What is P2B001?

In Parkinson’s, nerve cells that produce a nerve signaling chemical called dopamine progressively degenerate, leading to a lack of dopamine.

P2B001 is an oral low-dose combination of pramipexole, which mimics dopamine activity in the brain, and rasagiline, which boosts dopamine levels by blocking a protein involved in recycling it. It’s an extended-release formulation, meaning the medication is released slowly into the bloodstream to prolong its effects.

Both molecules are individually approved for managing Parkinson’s symptoms, albeit at higher doses than what’s contained in P2Boo1. Boehringer Ingelheim markets extended-release pramipexole as Mirapex and Teva Pharmaceuticals markets rasagiline as Azilect. No extended-release formulation of rasagiline is currently marketed.

After animal studies indicated combining the two medicines might have greater therapeutic benefit than either alone, Pharma Two B launched a Phase 3 clinical trial (NCT033295508) to test P2B001 in 544 early, untreated Parkinson’s patients, ages 35-80, who were within three years of their diagnosis.

Participants were randomly assigned to one of four groups and treated once daily for 12 weeks, or about three months. P2B001 (0.6 mg pramipexole/0.75 mg rasagiline) was compared to each of its individual components at the same dose — pramipexole (0.6 mg) or rasagiline alone (0.75 mg) — as well as Mirapex, where the dosage was titrated based on clinical responses and tolerability (mean dose 3.2 mg).

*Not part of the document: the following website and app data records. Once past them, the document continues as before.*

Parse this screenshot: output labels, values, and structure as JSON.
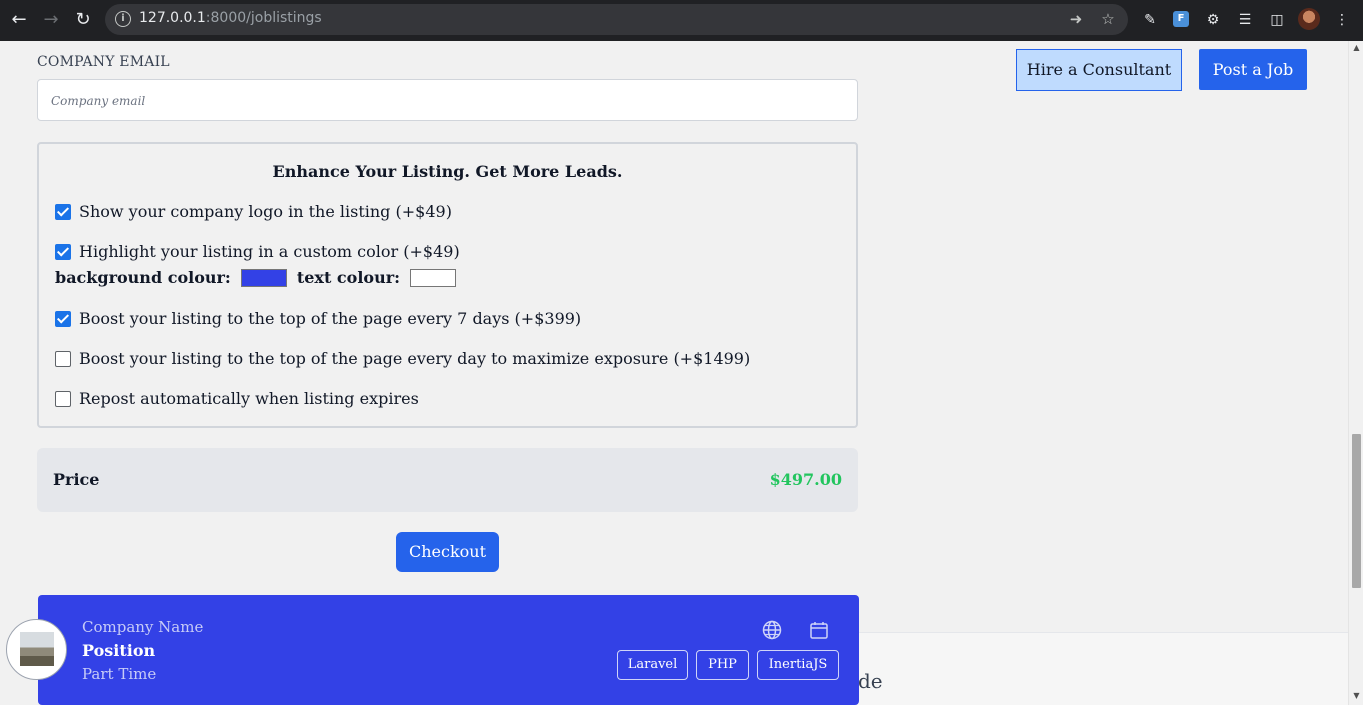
{
  "browser": {
    "url_host": "127.0.0.1",
    "url_path": ":8000/joblistings"
  },
  "header": {
    "consultant_label": "Hire a Consultant",
    "post_label": "Post a Job"
  },
  "email": {
    "label": "COMPANY EMAIL",
    "placeholder": "Company email"
  },
  "enhance": {
    "title": "Enhance Your Listing. Get More Leads.",
    "options": [
      {
        "label": "Show your company logo in the listing (+$49)",
        "checked": true
      },
      {
        "label": "Highlight your listing in a custom color (+$49)",
        "checked": true
      },
      {
        "label": "Boost your listing to the top of the page every 7 days (+$399)",
        "checked": true
      },
      {
        "label": "Boost your listing to the top of the page every day to maximize exposure (+$1499)",
        "checked": false
      },
      {
        "label": "Repost automatically when listing expires",
        "checked": false
      }
    ],
    "bg_colour_label": "background colour:",
    "text_colour_label": "text colour:",
    "bg_colour": "#3341e6",
    "text_colour": "#ffffff"
  },
  "price": {
    "label": "Price",
    "value": "$497.00"
  },
  "checkout_label": "Checkout",
  "preview": {
    "company": "Company Name",
    "position": "Position",
    "type": "Part Time",
    "tags": [
      "Laravel",
      "PHP",
      "InertiaJS"
    ]
  },
  "side_panel_text": "de"
}
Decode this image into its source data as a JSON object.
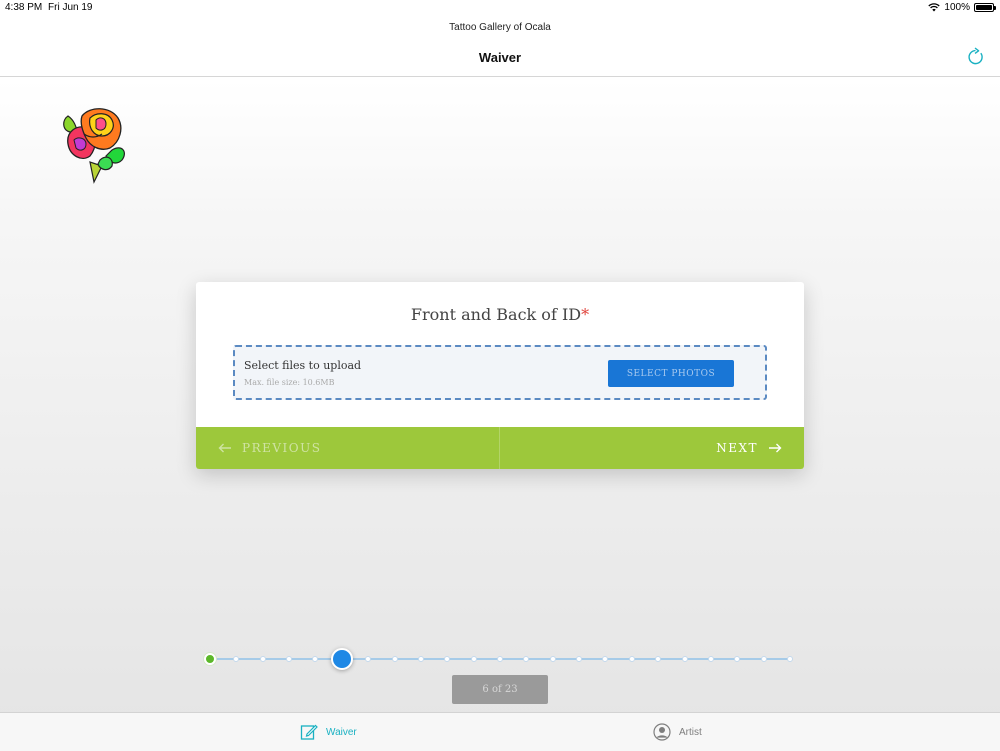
{
  "status_bar": {
    "time": "4:38 PM",
    "date": "Fri Jun 19",
    "battery": "100%",
    "battery_level": 1.0
  },
  "navbar": {
    "subtitle": "Tattoo Gallery of Ocala",
    "title": "Waiver"
  },
  "form": {
    "question": "Front and Back of ID",
    "required_mark": "*",
    "upload_label": "Select files to upload",
    "upload_hint": "Max. file size: 10.6MB",
    "select_button": "SELECT PHOTOS",
    "previous": "PREVIOUS",
    "next": "NEXT"
  },
  "progress": {
    "current": 6,
    "total": 23,
    "label": "6 of 23"
  },
  "tabs": [
    {
      "label": "Waiver",
      "active": true
    },
    {
      "label": "Artist",
      "active": false
    }
  ],
  "colors": {
    "accent": "#1ab1c2",
    "primary_button": "#1976d6",
    "nav_green": "#9dc83b",
    "required": "#e0433b",
    "step_done": "#5cb82a",
    "step_current": "#1e88e5"
  }
}
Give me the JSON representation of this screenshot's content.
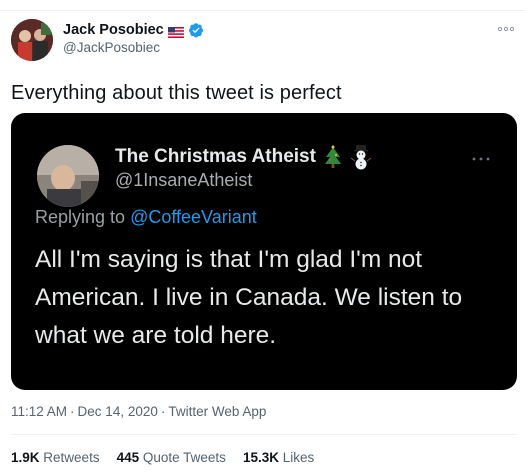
{
  "author": {
    "name": "Jack Posobiec",
    "handle": "@JackPosobiec"
  },
  "tweet": {
    "text": "Everything about this tweet is perfect",
    "time": "11:12 AM",
    "date": "Dec 14, 2020",
    "source": "Twitter Web App",
    "separator": "·"
  },
  "embedded": {
    "name": "The Christmas Atheist",
    "handle": "@1InsaneAtheist",
    "replying_prefix": "Replying to",
    "replying_to": "@CoffeeVariant",
    "body": "All I'm saying is that I'm glad I'm not American. I live in Canada. We listen to what we are told here."
  },
  "stats": {
    "retweets_count": "1.9K",
    "retweets_label": "Retweets",
    "quotes_count": "445",
    "quotes_label": "Quote Tweets",
    "likes_count": "15.3K",
    "likes_label": "Likes"
  },
  "colors": {
    "accent": "#1d9bf0",
    "text": "#0f1419",
    "secondary": "#536471",
    "media_bg": "#000000"
  },
  "icons": [
    "flag-us-icon",
    "verified-badge-icon",
    "more-options-icon",
    "christmas-tree-icon",
    "snowman-icon"
  ]
}
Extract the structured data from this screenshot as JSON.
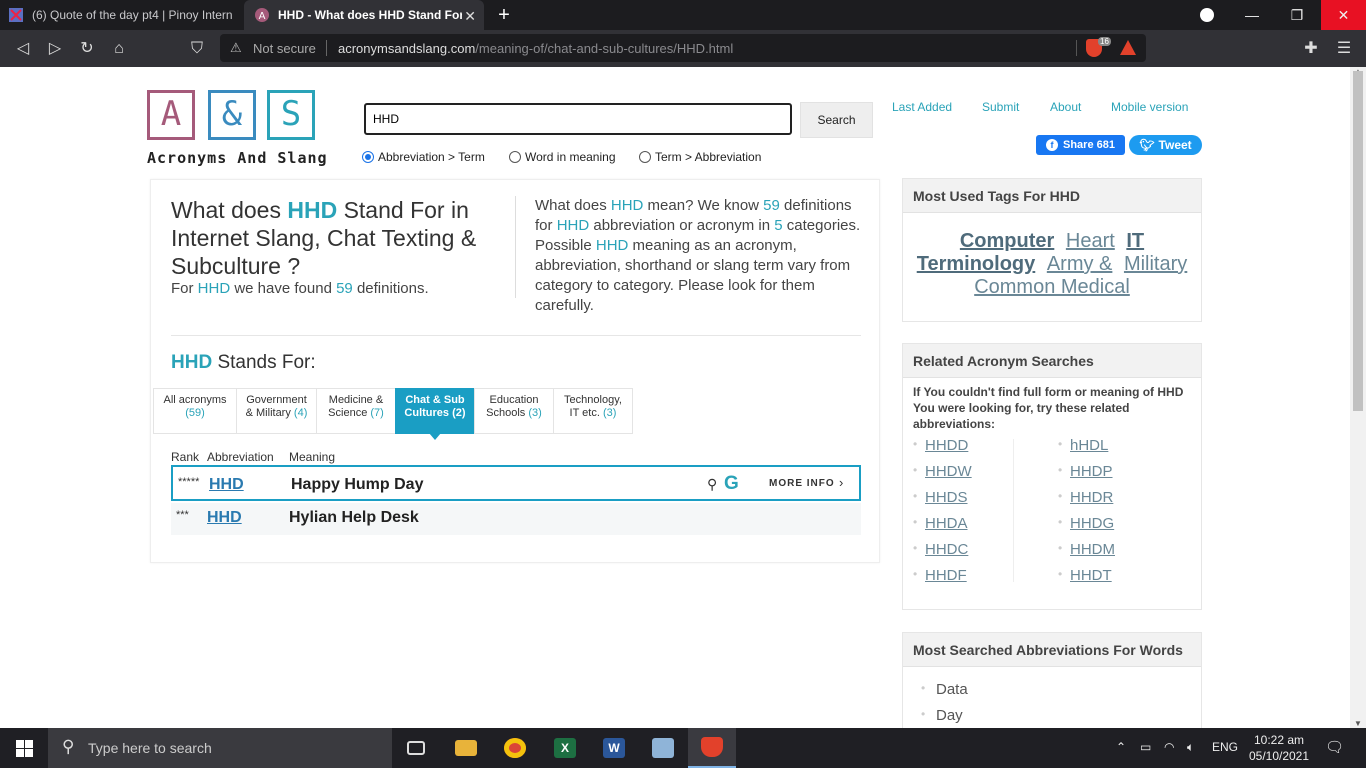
{
  "browser": {
    "tabs": [
      {
        "title": "(6) Quote of the day pt4 | Pinoy Intern",
        "active": false
      },
      {
        "title": "HHD - What does HHD Stand For",
        "active": true
      }
    ],
    "new_tab": "+",
    "security": "Not secure",
    "url_domain": "acronymsandslang.com",
    "url_path": "/meaning-of/chat-and-sub-cultures/HHD.html",
    "shield_count": "16"
  },
  "site": {
    "logo_letters": [
      "A",
      "&",
      "S"
    ],
    "logo_text": "Acronyms And Slang",
    "search_value": "HHD",
    "search_button": "Search",
    "search_modes": [
      "Abbreviation > Term",
      "Word in meaning",
      "Term > Abbreviation"
    ],
    "selected_mode": "Abbreviation > Term",
    "top_links": [
      "Last Added",
      "Submit",
      "About",
      "Mobile version"
    ],
    "share_label": "Share 681",
    "tweet_label": "Tweet"
  },
  "main": {
    "title_pre": "What does ",
    "term": "HHD",
    "title_post": " Stand For in Internet Slang, Chat Texting & Subculture ?",
    "found_pre": "For ",
    "found_mid": " we have found ",
    "found_count": "59",
    "found_post": " definitions.",
    "desc_1": "What does ",
    "desc_2": " mean? We know ",
    "desc_count": "59",
    "desc_3": " definitions for ",
    "desc_4": " abbreviation or acronym in ",
    "desc_categories": "5",
    "desc_5": " categories. Possible ",
    "desc_6": " meaning as an acronym, abbreviation, shorthand or slang term vary from category to category. Please look for them carefully.",
    "stands_for": " Stands For:",
    "categories": [
      {
        "line1": "All acronyms",
        "line2": "",
        "count": "(59)",
        "active": false
      },
      {
        "line1": "Government",
        "line2": "& Military",
        "count": "(4)",
        "active": false
      },
      {
        "line1": "Medicine &",
        "line2": "Science",
        "count": "(7)",
        "active": false
      },
      {
        "line1": "Chat & Sub",
        "line2": "Cultures",
        "count": "(2)",
        "active": true
      },
      {
        "line1": "Education",
        "line2": "Schools",
        "count": "(3)",
        "active": false
      },
      {
        "line1": "Technology,",
        "line2": "IT etc.",
        "count": "(3)",
        "active": false
      }
    ],
    "columns": [
      "Rank",
      "Abbreviation",
      "Meaning"
    ],
    "rows": [
      {
        "rank": "*****",
        "abbr": "HHD",
        "meaning": "Happy Hump Day"
      },
      {
        "rank": "***",
        "abbr": "HHD",
        "meaning": "Hylian Help Desk"
      }
    ],
    "more_info": "MORE INFO",
    "google_letter": "G"
  },
  "sidebar": {
    "tags_title": "Most Used Tags For HHD",
    "tags": [
      "Computer",
      "Heart",
      "IT",
      "Terminology",
      "Army &",
      "Military",
      "Common Medical"
    ],
    "related_title": "Related Acronym Searches",
    "related_intro": "If You couldn't find full form or meaning of HHD You were looking for, try these related abbreviations:",
    "related_left": [
      "HHDD",
      "HHDW",
      "HHDS",
      "HHDA",
      "HHDC",
      "HHDF"
    ],
    "related_right": [
      "hHDL",
      "HHDP",
      "HHDR",
      "HHDG",
      "HHDM",
      "HHDT"
    ],
    "most_title": "Most Searched Abbreviations For Words",
    "most_items": [
      "Data",
      "Day"
    ]
  },
  "taskbar": {
    "search_placeholder": "Type here to search",
    "language": "ENG",
    "time": "10:22 am",
    "date": "05/10/2021",
    "apps": [
      "task-view",
      "file-explorer",
      "chrome",
      "excel",
      "word",
      "notepad",
      "brave"
    ]
  }
}
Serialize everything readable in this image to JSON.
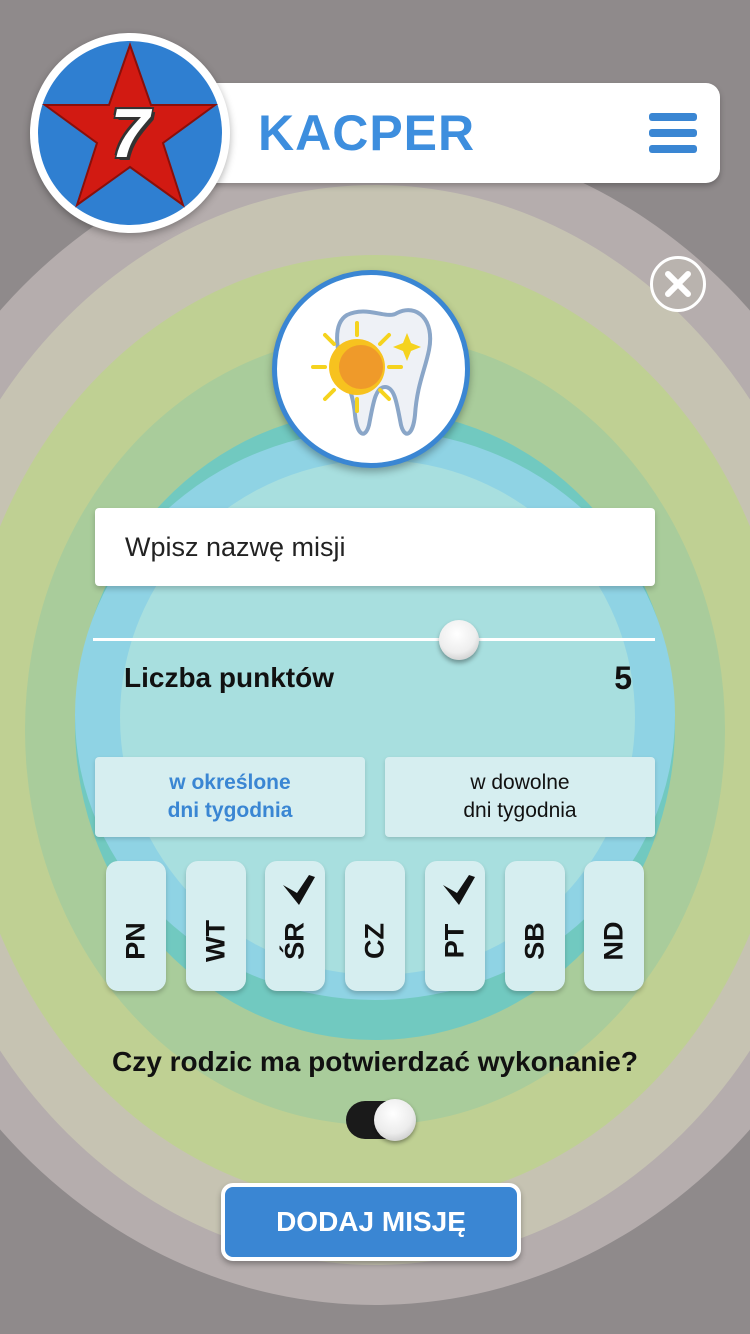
{
  "header": {
    "level": "7",
    "user_name": "KACPER",
    "menu_icon": "hamburger-menu-icon"
  },
  "mission": {
    "icon": "tooth-sun-icon",
    "name_placeholder": "Wpisz nazwę misji",
    "name_value": "",
    "points_label": "Liczba punktów",
    "points_value": "5",
    "points_fraction": 0.65
  },
  "schedule": {
    "mode_specific": "w określone\ndni tygodnia",
    "mode_any": "w dowolne\ndni tygodnia",
    "selected_mode": "specific",
    "days": [
      {
        "label": "PN",
        "checked": false
      },
      {
        "label": "WT",
        "checked": false
      },
      {
        "label": "ŚR",
        "checked": true
      },
      {
        "label": "CZ",
        "checked": false
      },
      {
        "label": "PT",
        "checked": true
      },
      {
        "label": "SB",
        "checked": false
      },
      {
        "label": "ND",
        "checked": false
      }
    ]
  },
  "confirmation": {
    "question": "Czy rodzic ma potwierdzać wykonanie?",
    "enabled": true
  },
  "actions": {
    "add_label": "DODAJ MISJĘ",
    "close_icon": "close-icon"
  },
  "colors": {
    "accent": "#3a86d3",
    "star": "#d21a12",
    "badge_blue": "#2f7fd1"
  }
}
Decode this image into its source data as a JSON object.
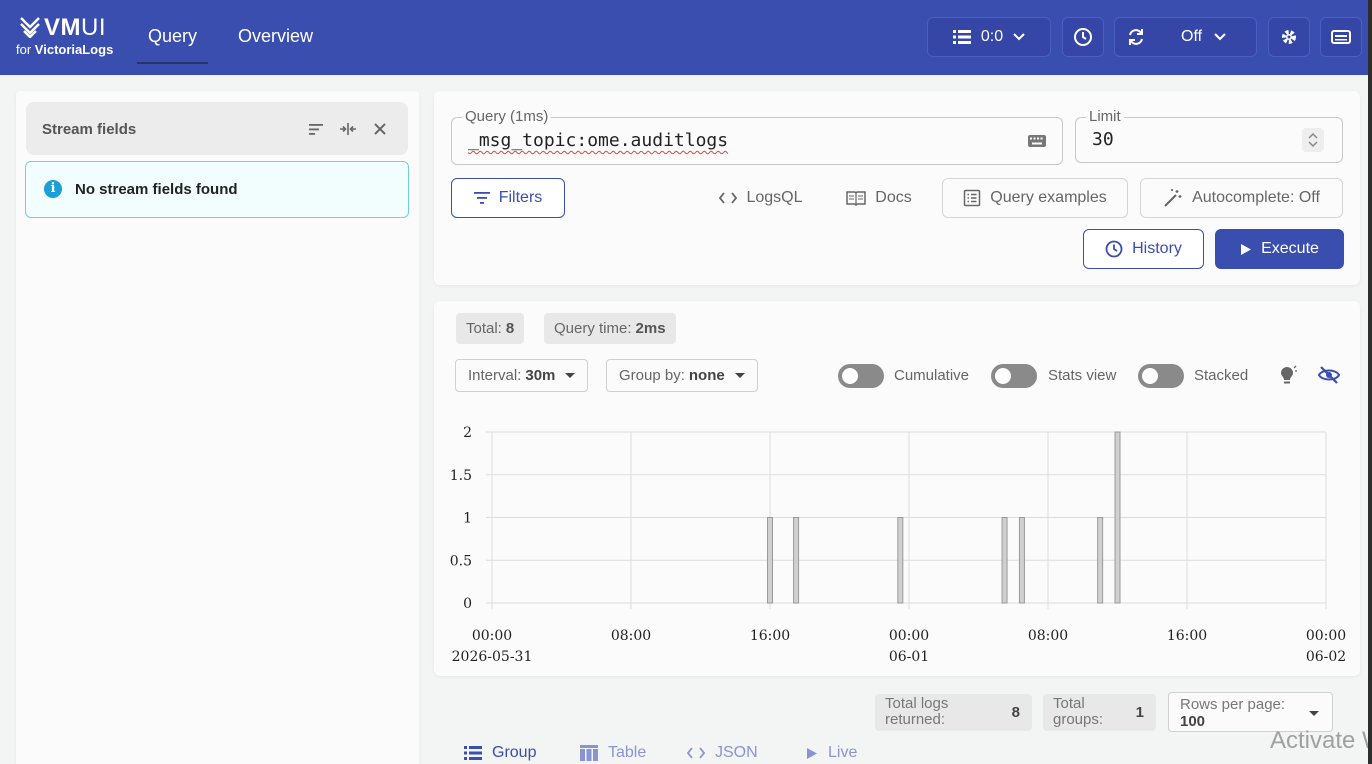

Top-line trial data showed P2B001 was more effective than either component at the matching dose for controlling symptoms. It was also found to be comparable in efficacy to the approved formulation of Mirapex, but was associated with less daytime sleepiness and orthostatic hypotension, where blood pressure drops significantly when standing up.

P2B001 is safe, effective regardless of age, disease severity

In the recent presentation, scientists discussed the trial findings in key patient subgroups, including when participants were grouped by age or disease severity at its start.

The analyses indicated the safety and efficacy profile didn’t differ between younger patients, ages 66 and under, and those older than 66. The profile was the same regardless of whether patients had more or less severe disease at the study’s start, as determined by scores on parts 2 and 3 of the Unified Parkinson’s Disease Rating Scale (UPDRS), with a cutoff score of 29 separating the groups.

Across all of these subgroups, P2B001 provided numerically greater symptomatic benefits relative to its individual components, with statistically significant differences in the UPDRS part 2, which evaluates activities of daily living.

As with the earlier analysis in the entire patient group, P2B001 was comparable in efficacy relative to the marketed version of Mirapex, but led to significantly lower scores on the Epworth Sleepiness Scale, reflecting less daytime sleepiness with P2B001.

“We are encouraged by the consistency of the Phase 3 trial’s subgroup analyses,” said Dan Teleman, CEO of Pharma Two B. “They reinforce our commitment to advancing P2B001 and improving the lives of people with Parkinson’s disease.”